**WHAT THE TASK REQUIRES**
Each line of the data below that includes the string "size" must be copied.

**Dataset rows for apps and sites**
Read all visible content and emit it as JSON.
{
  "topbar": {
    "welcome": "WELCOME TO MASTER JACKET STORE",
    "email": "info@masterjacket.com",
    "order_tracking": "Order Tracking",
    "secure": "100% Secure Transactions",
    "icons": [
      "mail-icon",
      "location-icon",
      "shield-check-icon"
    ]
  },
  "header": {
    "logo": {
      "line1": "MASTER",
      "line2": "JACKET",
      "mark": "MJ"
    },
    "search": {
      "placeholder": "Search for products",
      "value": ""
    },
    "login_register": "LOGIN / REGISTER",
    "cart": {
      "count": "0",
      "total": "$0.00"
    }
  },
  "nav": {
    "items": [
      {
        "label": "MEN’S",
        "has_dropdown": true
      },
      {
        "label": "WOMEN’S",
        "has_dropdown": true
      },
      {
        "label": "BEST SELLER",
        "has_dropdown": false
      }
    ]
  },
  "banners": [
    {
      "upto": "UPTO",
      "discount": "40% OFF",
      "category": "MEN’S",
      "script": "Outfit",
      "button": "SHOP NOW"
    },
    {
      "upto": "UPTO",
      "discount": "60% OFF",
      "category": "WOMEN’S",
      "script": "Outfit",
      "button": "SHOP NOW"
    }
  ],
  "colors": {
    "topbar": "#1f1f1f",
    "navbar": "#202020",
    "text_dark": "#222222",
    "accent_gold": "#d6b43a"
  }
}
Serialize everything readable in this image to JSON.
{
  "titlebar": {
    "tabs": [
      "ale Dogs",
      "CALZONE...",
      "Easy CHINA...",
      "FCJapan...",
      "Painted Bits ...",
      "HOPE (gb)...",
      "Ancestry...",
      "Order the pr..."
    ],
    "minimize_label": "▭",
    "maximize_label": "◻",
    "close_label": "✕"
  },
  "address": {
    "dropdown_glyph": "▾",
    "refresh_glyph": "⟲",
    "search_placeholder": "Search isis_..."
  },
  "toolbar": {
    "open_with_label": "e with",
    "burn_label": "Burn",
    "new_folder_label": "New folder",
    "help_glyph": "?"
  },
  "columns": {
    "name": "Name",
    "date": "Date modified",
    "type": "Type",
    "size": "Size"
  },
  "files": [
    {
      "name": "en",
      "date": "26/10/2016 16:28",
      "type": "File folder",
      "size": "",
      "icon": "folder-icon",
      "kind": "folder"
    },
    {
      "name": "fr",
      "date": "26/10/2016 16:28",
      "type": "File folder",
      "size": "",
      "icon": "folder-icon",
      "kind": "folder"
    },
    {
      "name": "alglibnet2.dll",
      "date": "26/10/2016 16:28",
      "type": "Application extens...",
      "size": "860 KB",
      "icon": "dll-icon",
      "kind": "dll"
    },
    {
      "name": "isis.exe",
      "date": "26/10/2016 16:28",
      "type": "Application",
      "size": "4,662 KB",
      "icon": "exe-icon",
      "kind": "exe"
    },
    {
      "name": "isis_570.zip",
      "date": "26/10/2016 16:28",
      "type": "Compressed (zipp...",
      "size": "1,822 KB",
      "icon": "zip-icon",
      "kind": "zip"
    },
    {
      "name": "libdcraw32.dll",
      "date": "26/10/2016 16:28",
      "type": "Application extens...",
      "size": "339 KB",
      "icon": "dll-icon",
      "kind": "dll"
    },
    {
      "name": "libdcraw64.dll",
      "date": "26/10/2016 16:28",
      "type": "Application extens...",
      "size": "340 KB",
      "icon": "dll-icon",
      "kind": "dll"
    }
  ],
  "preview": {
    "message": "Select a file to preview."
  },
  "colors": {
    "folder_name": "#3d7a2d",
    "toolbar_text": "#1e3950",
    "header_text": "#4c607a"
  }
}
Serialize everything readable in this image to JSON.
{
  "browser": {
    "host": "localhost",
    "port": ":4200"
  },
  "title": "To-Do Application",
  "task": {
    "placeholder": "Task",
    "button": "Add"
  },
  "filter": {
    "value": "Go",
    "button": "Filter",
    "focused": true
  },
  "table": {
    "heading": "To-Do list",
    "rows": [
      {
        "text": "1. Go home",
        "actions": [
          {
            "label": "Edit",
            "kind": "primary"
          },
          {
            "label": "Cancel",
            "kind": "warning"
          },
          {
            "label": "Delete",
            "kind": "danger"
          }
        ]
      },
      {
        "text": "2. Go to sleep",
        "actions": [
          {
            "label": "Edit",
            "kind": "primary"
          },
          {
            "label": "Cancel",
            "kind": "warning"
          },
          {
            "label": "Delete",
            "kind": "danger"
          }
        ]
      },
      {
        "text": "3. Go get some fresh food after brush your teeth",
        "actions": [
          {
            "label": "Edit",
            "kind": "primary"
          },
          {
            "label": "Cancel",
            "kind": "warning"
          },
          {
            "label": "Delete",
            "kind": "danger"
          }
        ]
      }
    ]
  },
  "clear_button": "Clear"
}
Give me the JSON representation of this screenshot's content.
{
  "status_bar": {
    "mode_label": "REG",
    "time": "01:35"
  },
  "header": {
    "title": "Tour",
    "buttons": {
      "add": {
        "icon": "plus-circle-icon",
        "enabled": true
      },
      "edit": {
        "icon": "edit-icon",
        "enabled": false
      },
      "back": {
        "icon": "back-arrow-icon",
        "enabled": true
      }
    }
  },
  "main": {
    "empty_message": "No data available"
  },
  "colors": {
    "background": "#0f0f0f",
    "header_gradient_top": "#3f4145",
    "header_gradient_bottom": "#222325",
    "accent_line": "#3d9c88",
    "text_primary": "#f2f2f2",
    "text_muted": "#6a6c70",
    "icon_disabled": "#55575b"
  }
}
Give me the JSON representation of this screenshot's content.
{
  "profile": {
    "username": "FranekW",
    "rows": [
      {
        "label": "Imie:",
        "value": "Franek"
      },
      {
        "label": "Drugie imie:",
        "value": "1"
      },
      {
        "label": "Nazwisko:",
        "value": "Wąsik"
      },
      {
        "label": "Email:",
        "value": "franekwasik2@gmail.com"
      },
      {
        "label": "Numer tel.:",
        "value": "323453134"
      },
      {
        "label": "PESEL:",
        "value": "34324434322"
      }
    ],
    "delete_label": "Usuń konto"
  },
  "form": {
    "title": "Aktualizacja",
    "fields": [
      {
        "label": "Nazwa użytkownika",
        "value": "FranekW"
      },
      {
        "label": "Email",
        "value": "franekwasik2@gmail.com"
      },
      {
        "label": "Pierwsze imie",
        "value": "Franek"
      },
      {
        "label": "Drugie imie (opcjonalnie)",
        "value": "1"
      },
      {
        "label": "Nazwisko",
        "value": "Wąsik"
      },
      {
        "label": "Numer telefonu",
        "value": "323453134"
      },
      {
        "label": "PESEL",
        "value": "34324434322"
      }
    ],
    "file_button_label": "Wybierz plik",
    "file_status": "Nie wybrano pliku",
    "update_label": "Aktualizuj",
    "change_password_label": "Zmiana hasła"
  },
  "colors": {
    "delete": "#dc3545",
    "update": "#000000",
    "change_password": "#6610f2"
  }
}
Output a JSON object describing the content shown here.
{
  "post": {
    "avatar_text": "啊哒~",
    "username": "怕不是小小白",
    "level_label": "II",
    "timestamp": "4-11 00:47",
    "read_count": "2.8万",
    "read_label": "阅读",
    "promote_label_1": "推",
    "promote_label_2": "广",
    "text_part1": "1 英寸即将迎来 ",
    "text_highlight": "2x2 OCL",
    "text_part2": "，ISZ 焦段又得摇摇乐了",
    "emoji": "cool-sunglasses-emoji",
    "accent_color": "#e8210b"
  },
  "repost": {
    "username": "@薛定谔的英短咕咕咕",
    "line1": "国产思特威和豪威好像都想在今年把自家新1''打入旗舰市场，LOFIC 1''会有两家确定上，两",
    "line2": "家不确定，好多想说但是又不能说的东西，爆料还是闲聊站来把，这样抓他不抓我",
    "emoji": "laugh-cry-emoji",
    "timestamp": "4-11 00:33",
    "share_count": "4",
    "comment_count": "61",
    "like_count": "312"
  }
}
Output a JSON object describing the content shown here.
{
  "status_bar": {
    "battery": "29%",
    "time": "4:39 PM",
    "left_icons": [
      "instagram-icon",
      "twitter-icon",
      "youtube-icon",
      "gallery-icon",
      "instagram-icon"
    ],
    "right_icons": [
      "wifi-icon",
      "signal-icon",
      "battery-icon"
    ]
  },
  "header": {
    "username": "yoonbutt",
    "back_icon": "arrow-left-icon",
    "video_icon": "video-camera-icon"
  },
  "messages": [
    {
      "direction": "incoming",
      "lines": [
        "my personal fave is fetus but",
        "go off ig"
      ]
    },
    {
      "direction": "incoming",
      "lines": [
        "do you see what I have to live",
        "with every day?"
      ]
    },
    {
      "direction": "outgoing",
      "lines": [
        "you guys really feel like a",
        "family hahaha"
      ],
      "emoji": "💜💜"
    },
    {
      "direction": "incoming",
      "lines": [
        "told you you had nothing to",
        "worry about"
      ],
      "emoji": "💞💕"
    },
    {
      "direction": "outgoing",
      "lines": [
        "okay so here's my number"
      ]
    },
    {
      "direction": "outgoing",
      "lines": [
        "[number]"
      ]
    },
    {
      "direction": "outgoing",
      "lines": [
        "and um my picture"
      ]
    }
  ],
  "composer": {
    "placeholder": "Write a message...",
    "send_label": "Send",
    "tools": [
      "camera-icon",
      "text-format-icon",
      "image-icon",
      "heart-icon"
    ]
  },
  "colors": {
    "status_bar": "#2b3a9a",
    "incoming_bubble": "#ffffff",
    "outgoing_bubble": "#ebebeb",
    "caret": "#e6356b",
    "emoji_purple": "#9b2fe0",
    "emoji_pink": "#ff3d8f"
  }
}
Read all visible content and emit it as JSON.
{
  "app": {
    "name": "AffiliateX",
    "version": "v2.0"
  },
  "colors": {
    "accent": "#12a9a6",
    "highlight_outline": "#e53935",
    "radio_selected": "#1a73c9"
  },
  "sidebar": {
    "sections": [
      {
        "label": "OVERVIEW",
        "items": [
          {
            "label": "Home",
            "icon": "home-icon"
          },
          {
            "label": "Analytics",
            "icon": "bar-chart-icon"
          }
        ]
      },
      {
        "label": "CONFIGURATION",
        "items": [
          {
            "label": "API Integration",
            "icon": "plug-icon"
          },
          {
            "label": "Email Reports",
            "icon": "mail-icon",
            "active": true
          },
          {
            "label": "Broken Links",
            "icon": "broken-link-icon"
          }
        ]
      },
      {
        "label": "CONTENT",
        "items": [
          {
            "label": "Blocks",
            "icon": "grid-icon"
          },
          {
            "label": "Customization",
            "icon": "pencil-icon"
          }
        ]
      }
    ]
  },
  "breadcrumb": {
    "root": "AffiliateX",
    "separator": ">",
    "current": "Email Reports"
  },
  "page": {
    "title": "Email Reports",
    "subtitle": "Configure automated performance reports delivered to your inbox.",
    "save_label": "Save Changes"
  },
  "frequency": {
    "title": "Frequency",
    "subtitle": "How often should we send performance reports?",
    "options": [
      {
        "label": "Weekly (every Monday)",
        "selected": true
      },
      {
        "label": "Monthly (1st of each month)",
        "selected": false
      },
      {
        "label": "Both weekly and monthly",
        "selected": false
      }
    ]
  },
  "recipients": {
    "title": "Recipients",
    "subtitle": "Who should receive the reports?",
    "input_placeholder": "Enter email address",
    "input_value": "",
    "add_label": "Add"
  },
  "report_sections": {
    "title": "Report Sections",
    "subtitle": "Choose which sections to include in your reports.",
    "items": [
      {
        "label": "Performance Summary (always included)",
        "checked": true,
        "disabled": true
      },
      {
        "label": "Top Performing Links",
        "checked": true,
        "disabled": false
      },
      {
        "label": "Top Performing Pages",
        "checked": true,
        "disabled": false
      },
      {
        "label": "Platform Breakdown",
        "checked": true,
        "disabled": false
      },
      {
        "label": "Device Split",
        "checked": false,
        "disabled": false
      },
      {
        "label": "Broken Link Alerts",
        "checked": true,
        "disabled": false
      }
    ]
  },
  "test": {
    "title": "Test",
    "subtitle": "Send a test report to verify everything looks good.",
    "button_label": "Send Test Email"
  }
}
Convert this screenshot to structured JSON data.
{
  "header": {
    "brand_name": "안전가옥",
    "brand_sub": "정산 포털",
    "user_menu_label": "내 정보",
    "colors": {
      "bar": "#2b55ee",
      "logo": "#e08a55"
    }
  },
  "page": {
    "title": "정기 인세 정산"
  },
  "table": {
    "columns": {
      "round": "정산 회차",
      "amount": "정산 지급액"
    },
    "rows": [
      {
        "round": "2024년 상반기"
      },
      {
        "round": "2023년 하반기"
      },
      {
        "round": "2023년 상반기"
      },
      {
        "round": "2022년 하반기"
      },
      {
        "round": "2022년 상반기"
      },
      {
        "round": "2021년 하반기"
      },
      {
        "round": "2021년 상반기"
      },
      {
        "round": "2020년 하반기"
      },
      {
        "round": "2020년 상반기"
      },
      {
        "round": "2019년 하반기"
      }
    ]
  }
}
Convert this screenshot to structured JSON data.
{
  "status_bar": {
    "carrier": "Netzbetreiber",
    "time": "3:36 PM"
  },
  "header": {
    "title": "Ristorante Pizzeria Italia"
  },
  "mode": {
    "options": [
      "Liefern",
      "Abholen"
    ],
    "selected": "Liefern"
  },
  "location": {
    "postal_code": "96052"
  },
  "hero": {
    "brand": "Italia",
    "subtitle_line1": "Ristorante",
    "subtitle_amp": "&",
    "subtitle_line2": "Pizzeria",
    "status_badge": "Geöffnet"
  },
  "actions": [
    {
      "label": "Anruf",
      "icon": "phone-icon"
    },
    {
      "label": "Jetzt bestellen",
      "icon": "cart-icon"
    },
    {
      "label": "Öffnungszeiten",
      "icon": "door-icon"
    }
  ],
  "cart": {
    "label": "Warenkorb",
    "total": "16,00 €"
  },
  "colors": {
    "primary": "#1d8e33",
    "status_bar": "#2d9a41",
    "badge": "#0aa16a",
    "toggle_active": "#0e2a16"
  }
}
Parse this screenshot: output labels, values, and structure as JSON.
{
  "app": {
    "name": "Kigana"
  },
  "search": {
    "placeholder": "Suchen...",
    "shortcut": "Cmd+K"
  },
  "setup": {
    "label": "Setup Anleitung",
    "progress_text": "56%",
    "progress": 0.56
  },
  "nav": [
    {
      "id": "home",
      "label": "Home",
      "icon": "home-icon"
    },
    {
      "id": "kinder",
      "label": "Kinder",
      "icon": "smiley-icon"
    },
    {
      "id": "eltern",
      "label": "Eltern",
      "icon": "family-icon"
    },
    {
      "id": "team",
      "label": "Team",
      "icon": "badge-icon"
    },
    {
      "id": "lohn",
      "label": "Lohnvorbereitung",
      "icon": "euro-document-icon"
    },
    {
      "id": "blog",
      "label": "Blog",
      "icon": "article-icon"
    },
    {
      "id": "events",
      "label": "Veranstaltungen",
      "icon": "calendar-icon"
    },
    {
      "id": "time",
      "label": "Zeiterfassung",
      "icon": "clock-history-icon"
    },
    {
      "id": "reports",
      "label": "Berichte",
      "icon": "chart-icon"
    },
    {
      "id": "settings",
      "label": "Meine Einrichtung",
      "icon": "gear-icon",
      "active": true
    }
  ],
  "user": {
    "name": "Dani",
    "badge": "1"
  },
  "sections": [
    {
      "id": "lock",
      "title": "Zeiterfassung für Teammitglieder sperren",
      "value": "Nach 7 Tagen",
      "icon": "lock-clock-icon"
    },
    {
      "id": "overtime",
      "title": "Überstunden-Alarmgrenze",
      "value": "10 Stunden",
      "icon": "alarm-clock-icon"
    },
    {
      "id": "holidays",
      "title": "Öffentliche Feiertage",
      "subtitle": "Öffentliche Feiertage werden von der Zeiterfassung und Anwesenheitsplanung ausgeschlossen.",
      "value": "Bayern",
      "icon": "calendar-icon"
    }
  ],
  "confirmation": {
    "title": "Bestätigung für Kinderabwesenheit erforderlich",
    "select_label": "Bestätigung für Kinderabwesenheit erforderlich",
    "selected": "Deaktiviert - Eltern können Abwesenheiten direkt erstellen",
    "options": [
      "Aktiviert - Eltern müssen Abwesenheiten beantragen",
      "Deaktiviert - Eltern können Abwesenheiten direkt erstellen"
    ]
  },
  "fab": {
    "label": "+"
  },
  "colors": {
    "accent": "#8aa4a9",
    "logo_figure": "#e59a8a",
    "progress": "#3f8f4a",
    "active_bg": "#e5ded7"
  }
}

**RESPONSE TO THIS TASK**
    "size": "Size"
      "size": "",
      "size": "",
      "size": "860 KB",
      "size": "4,662 KB",
      "size": "1,822 KB",
      "size": "339 KB",
      "size": "340 KB",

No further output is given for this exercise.